· What can donors do to reduce air pollution and carbon emissions? Where can you begin combatting air pollution?
· Read more about air pollution and how it is affecting your health.
The theme for World Environment Day 2019 is Beat Air Pollution – one that is extremely pertinent for India. While air pollution is a global problem – the World Health Organization (WHO) states that only one in 10 people on Earth breathes safe air – in India, the situation is rapidly worsening for both human and climate health.
Air pollution is also proving to be expensive for us economically – it cost the country the equivalent of 8.5 percent of its GDP in 2013.
In 2017 alone 1.24 million deaths, or 12.5 percent of the total deaths recorded that year, were attributed to air pollution. Of those, 4,80,000 died from household or indoor pollution. Average life expectancy in India in 2017 would have been higher by 1.7 years if air quality were at acceptable healthy levels.
While air pollution affects everyone, it does not do so equally. Factors such as age, gender, income, and location play a significant role in intensifying the vulnerabilities to air pollution.
In the case of pregnant women, exposure to air pollution during their first trimester increases both stunting as well as wasting for children aged below five years.

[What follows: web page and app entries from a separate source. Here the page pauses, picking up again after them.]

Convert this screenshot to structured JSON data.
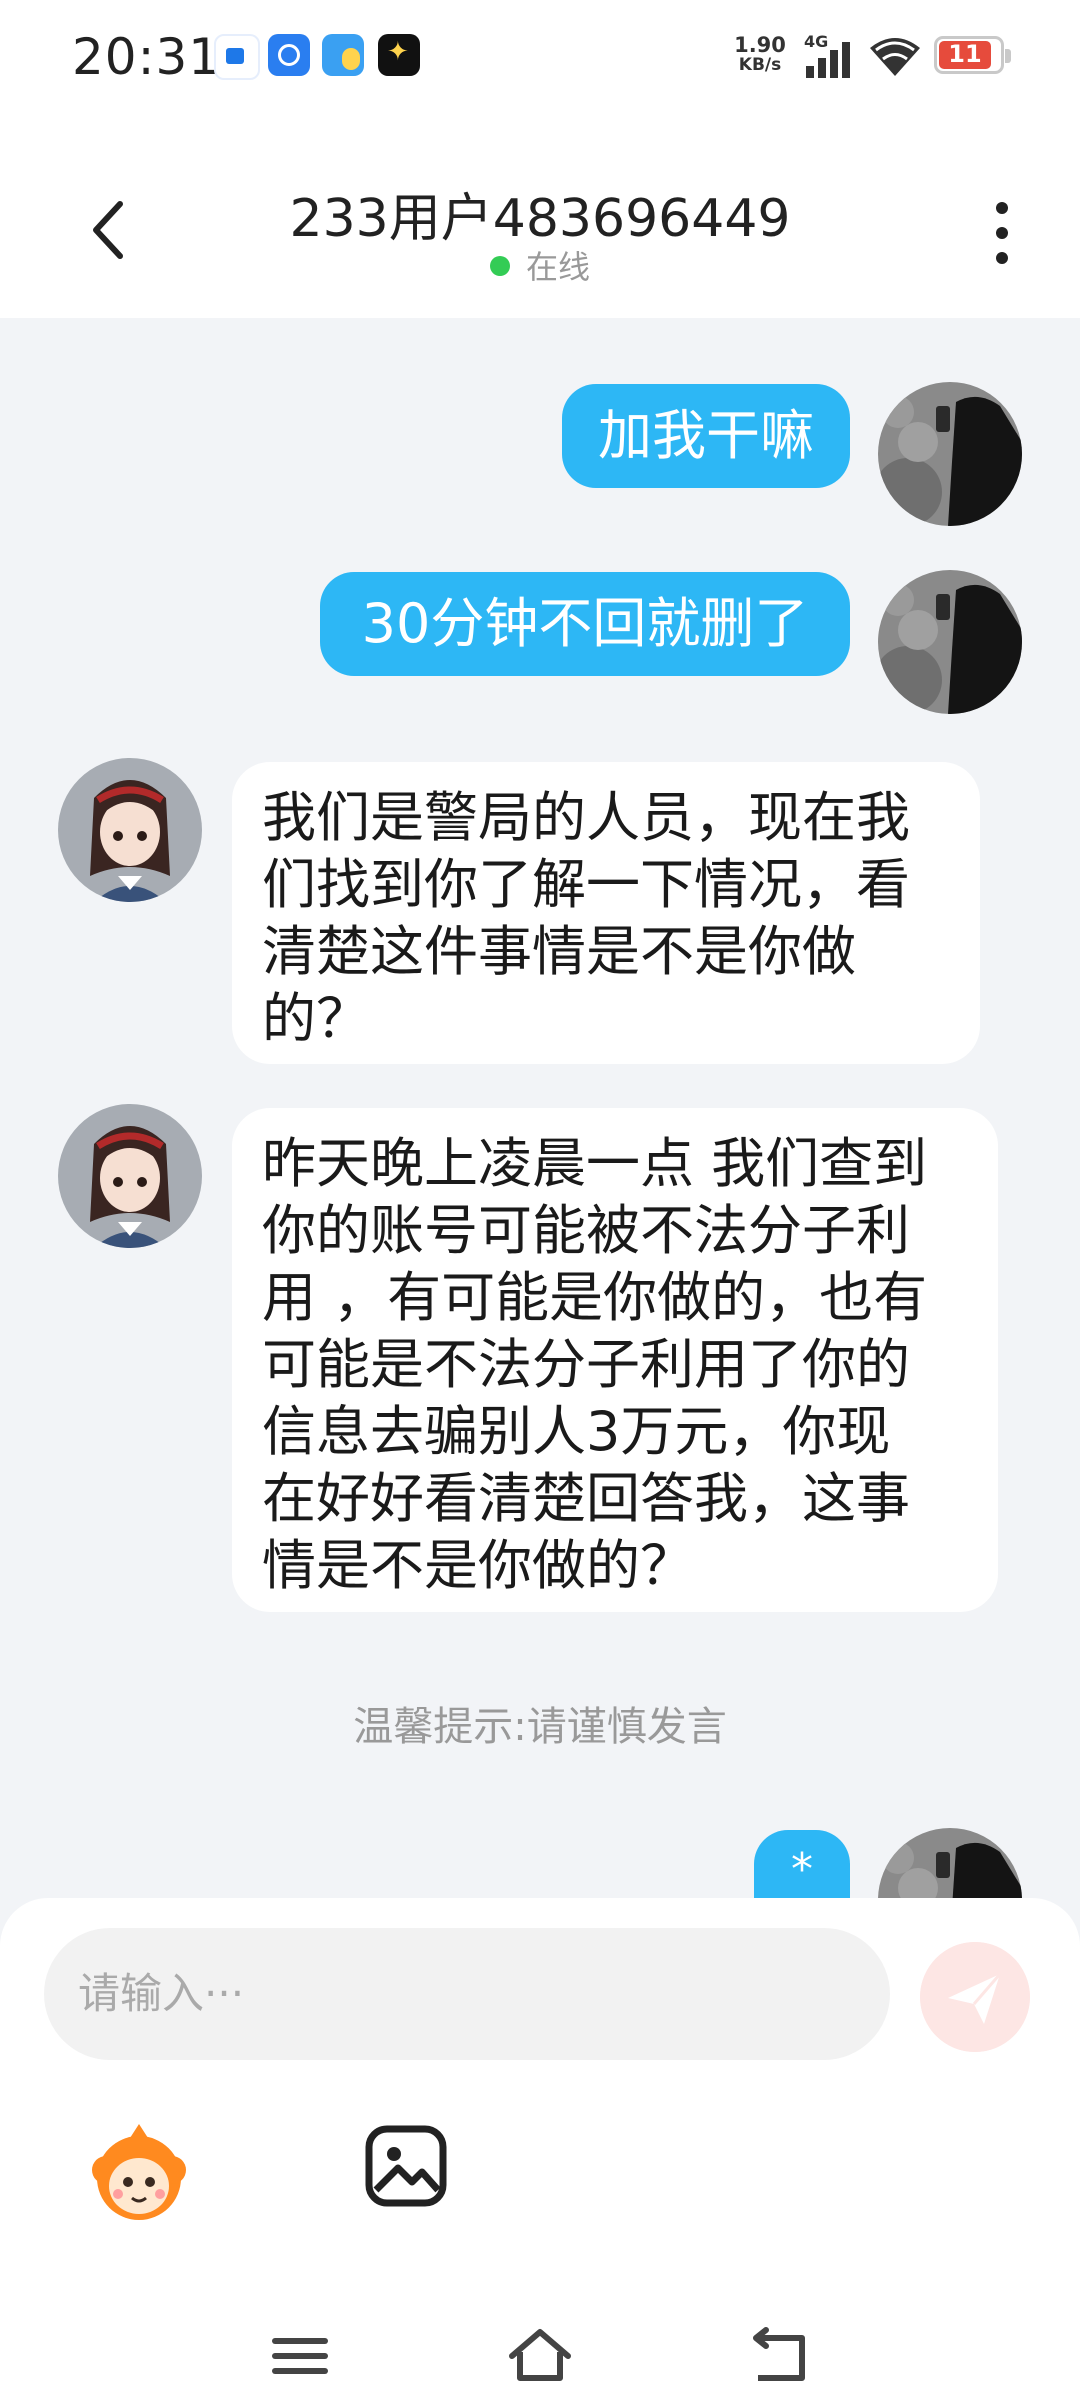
{
  "status_bar": {
    "time": "20:31",
    "net_speed_value": "1.90",
    "net_speed_unit": "KB/s",
    "network_type": "4G",
    "battery_level": "11"
  },
  "header": {
    "title": "233用户483696449",
    "status": "在线"
  },
  "messages": [
    {
      "direction": "out",
      "text": "加我干嘛"
    },
    {
      "direction": "out",
      "text": "30分钟不回就删了"
    },
    {
      "direction": "in",
      "lines": [
        "我们是警局的人员，现在我",
        "们找到你了解一下情况，看",
        "清楚这件事情是不是你做",
        "的？"
      ]
    },
    {
      "direction": "in",
      "lines": [
        "昨天晚上凌晨一点 我们查到",
        "你的账号可能被不法分子利",
        "用 ，有可能是你做的，也有",
        "可能是不法分子利用了你的",
        "信息去骗别人3万元，你现",
        "在好好看清楚回答我，这事",
        "情是不是你做的？"
      ]
    },
    {
      "direction": "out",
      "text": "*"
    }
  ],
  "tip": "温馨提示:请谨慎发言",
  "input": {
    "placeholder": "请输入···"
  },
  "colors": {
    "outgoing_bubble": "#2db7f5",
    "incoming_bubble": "#ffffff",
    "online_dot": "#33cc55",
    "send_button": "#fde6e4"
  },
  "icons": [
    "back-arrow-icon",
    "more-vertical-icon",
    "send-icon",
    "emoji-icon",
    "image-icon",
    "menu-nav-icon",
    "home-nav-icon",
    "back-nav-icon"
  ]
}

Read the full article about air pollution by Zarir de Vitre at India Development Review.